Wednesday, February 19, 2014

Sousa chinensis mum and baby: Another bycatch from Paloh

The female Sousa chinensis by-caught in Paloh, pic by Taufik

17 February 2014

Februanty Purnomo and I were packing our stuff for one night overnight at Temajuk by the border of Sarawak when Dwi Suprapti, DVM rushed in, declaring that a fisher just caught a dolphin in a village nearby. We dropped our overnight stuff, grabbed our GPS, camera and note book, and drove out to Guntung, about 20 min drive south from the WWF Paloh basecamp where we had been staying since last Saturday.

We arrived about an hour too late, apparently, for when we arrived there, the dolphin had been cleanly dissected by the locals for personal consumption, leaving only about 30x30x30 chunk of meat in whitish skin on the ground. Thanks to technology tho, even fishers nowadays have smartphones. One of them produced his Blackberry and showed us the picture of the dolphin. As I suspected from the white skin, it was a Sousa chinensis (Indo Pacific humpback dolphin).

Tuesday, February 11, 2014

How to dispose of dead stranded whales?

Ini adalah versi bahasa Inggris dari artikel tentang cara membuang bangkai paus yang sudah mati. Klik tautan ini untuk versi bahasa Indonesia-nya.

The sperm whale stranded at Central Sulawesi on 4 Feb. Source: local govt of Central Sulawesi

Well, actually not only whales, but also dolphins, porpoises, dugongs. In general, the question of what to do with dead stranded marine mammals is a frequently received question, particularly since a few days ago when a 18m sperm whale stranded at Morowali Beach, Central Sulawesi. Naturally, dealing with small cetaceans and dugongs is easier than trying to dispose of a whale, as you would read below. But let’s start from the beginning.

Bagaimana cara membuang bangkai paus yang mati?

This is the Indonesian version of an article on dead whale carcass disposal. Click this link for the English version. 

Sperm whale yang terdampar tgl 4 Feb yang lalu, SatuSulteng

Artikel ini sebenarnya sih tidak hanya untuk bangkai paus saja, tapi juga untuk lumba-lumba dan dugong. Secara umum pertanyaan ini sering terlontarkan, terutama dalam beberapa hari ini sejak seekor paus sperma berukuran 18m  terdampar di Pantai Morowali, Sulawesi Tengah. Memang wajar jika penanganan cetacean kecil (seperti lumba-lumba) dan dugong lebih mudah dibandingkan berusaha menyingkirkan paus yang sudah mati. Tapi mari kita mulai dari awal.
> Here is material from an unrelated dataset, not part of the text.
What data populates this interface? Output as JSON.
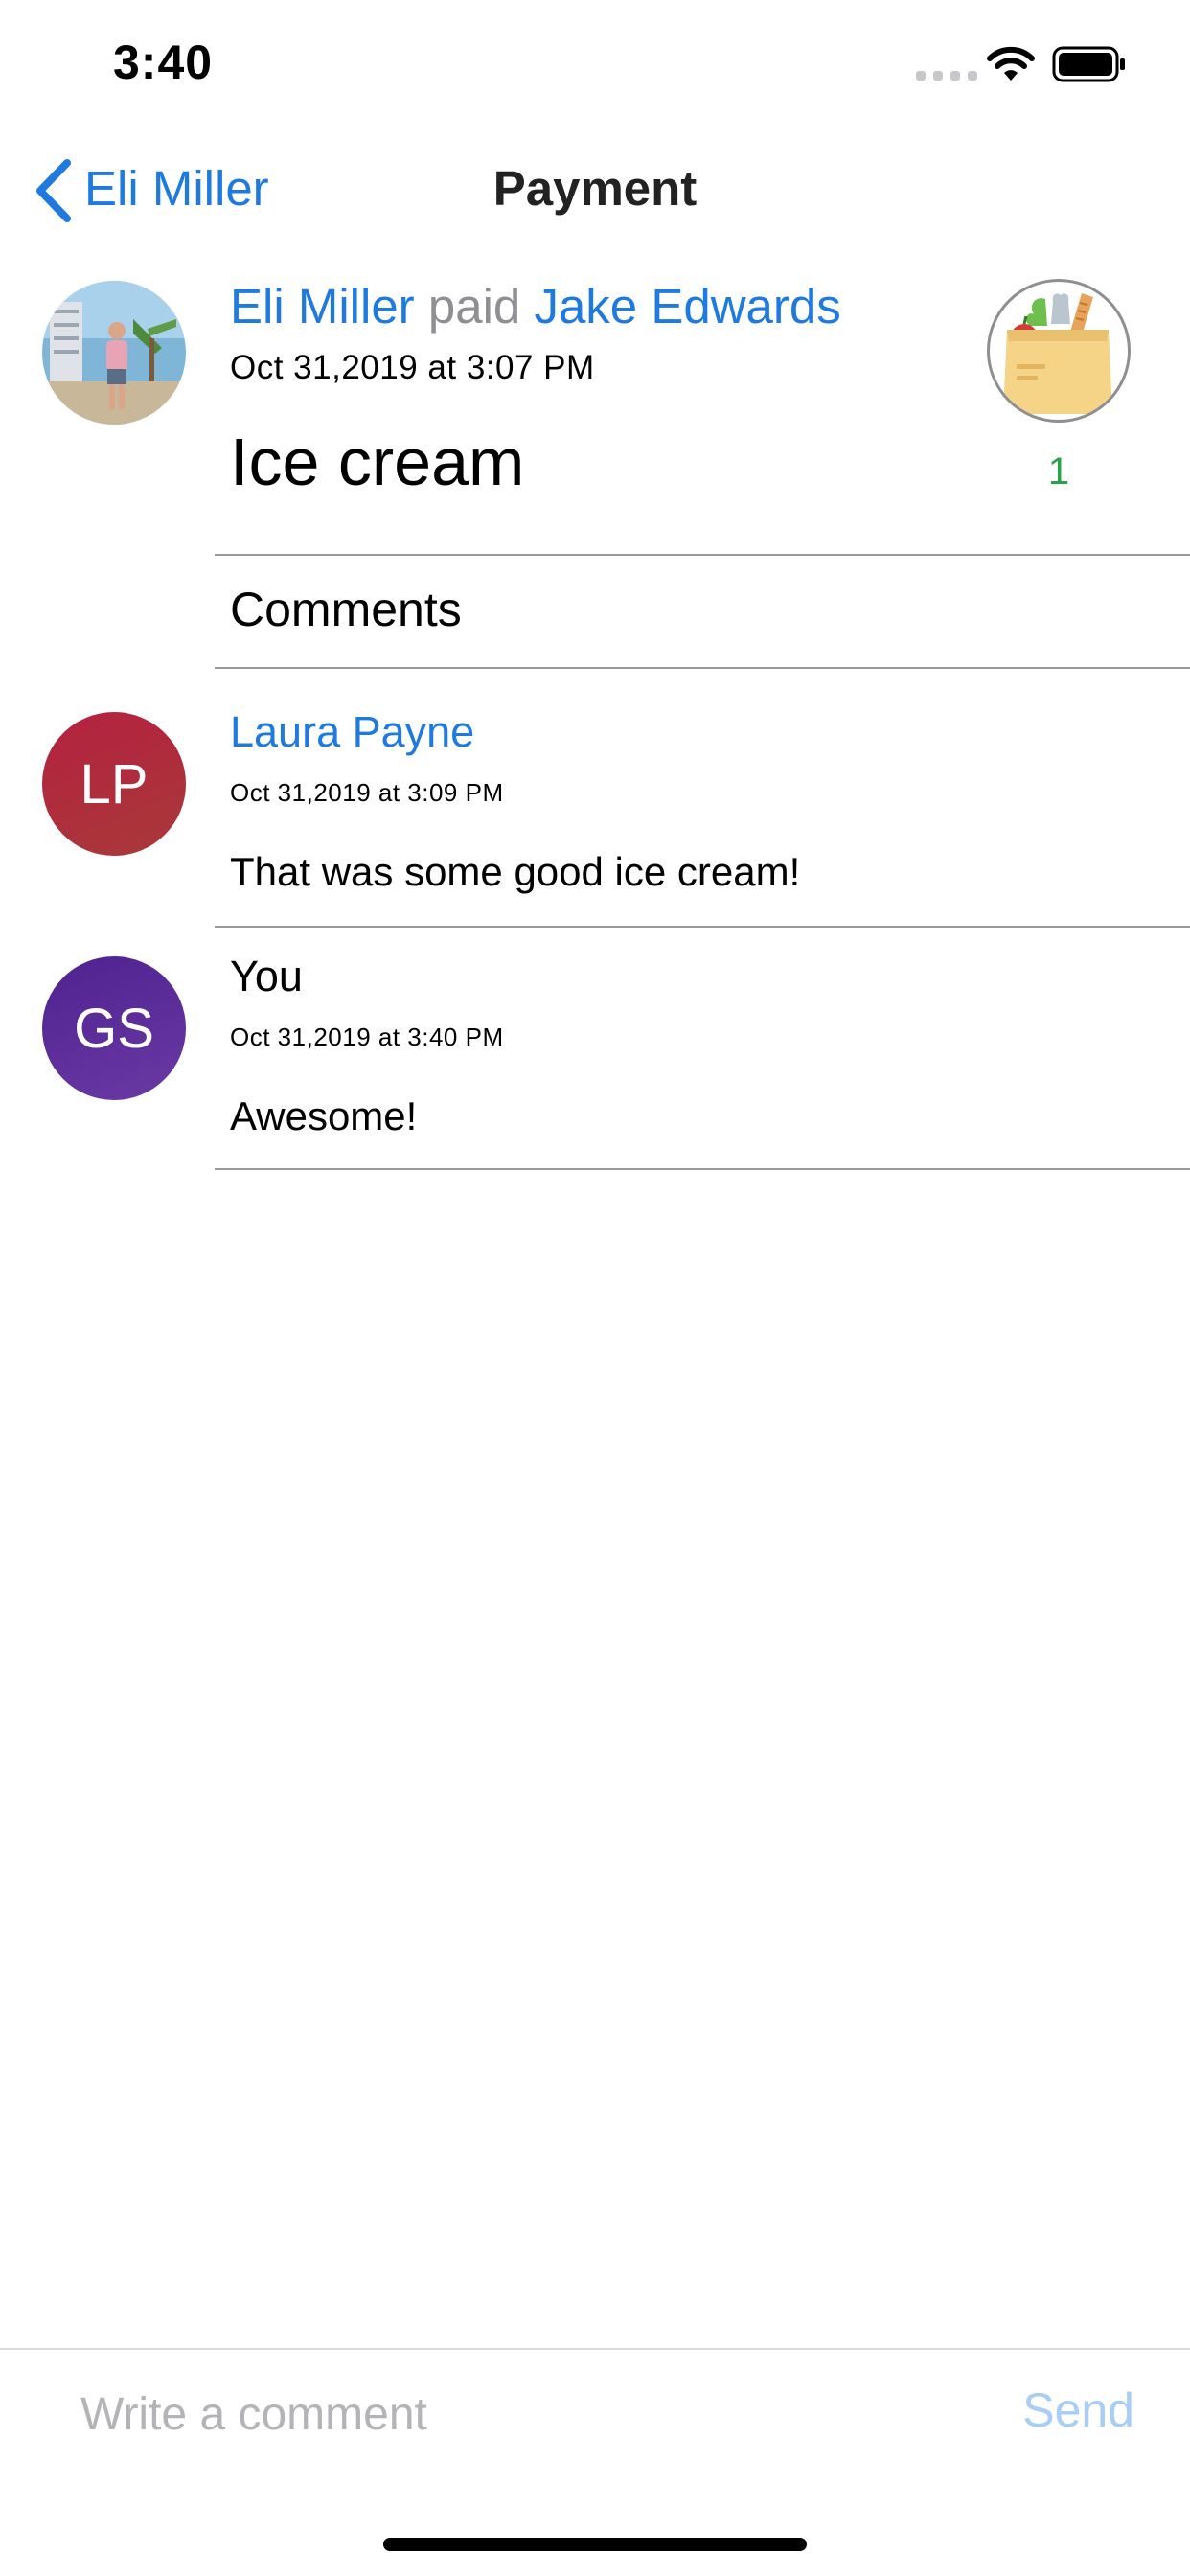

Monday, February 3, 2014

A friend is now with the stars...

The late Creusa "Tetha" Hitipeuw

A friend commented recently that I was (or, well, am) the first cetologist in Indonesia. Native cetologist, at least. It might be true. But I realise now, it might not happen without the sheer inspiration of a person who is not with us anymore on this planet.

The said person was Creusa “Tetha” Hitipeuw, an Indonesian sea turtle expert who for almost two decades worked with WWF Indonesia before her departure a few days before Christmas 2013. This post is dedicated to Tetha Hitipeuw, my old colleague back when I was still working at WWF from 1997 to 2003, a woman so strong and determined that her departure left a big hole in the hearts of us conservationists in this country. This post is more than a month’s late, about 40 days actually. The Javanese believe that once departed, a soul will still linger around on this plane of existence for 40 days to say thank you and goodbye to family and friends. Tetha’s 40 days was on the 31st of January, just as the Year of the Snake ended and the Year of the Horse started. Better be late than never; I think this obituary post is still worth it.